Problem details:
Go through the material below and copy each line where the word "Luminosity" appears.

··· Data for this task ···

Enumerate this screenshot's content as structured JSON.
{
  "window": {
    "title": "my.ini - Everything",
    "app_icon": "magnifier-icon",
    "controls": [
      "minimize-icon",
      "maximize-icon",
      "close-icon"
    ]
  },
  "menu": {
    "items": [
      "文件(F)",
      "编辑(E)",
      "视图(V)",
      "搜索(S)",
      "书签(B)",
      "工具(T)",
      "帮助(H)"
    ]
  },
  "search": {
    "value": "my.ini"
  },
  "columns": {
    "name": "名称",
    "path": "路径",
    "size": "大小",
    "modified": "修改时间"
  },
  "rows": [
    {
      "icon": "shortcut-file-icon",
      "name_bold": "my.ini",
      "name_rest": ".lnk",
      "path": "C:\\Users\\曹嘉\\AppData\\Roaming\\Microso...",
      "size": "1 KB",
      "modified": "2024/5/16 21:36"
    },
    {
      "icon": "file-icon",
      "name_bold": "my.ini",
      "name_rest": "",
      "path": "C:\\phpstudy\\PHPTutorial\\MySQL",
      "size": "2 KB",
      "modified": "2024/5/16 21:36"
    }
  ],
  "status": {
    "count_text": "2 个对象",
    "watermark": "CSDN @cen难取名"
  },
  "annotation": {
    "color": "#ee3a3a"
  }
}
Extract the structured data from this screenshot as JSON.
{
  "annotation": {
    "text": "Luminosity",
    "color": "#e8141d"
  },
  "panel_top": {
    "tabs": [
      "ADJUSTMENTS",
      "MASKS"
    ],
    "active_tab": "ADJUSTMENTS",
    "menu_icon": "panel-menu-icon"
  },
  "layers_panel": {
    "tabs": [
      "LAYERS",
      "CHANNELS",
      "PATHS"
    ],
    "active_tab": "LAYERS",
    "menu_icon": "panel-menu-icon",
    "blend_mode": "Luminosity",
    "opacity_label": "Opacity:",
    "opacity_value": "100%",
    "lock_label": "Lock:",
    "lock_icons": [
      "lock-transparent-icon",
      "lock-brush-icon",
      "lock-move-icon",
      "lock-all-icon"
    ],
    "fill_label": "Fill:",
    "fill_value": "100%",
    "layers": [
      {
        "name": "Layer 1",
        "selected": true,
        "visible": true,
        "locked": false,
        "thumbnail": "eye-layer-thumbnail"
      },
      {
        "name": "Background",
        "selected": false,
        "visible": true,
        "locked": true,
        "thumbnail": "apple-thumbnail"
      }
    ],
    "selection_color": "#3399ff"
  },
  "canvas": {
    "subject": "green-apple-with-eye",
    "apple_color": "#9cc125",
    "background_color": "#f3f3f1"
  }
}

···

Exercise answer:
    "text": "Luminosity",
    "blend_mode": "Luminosity",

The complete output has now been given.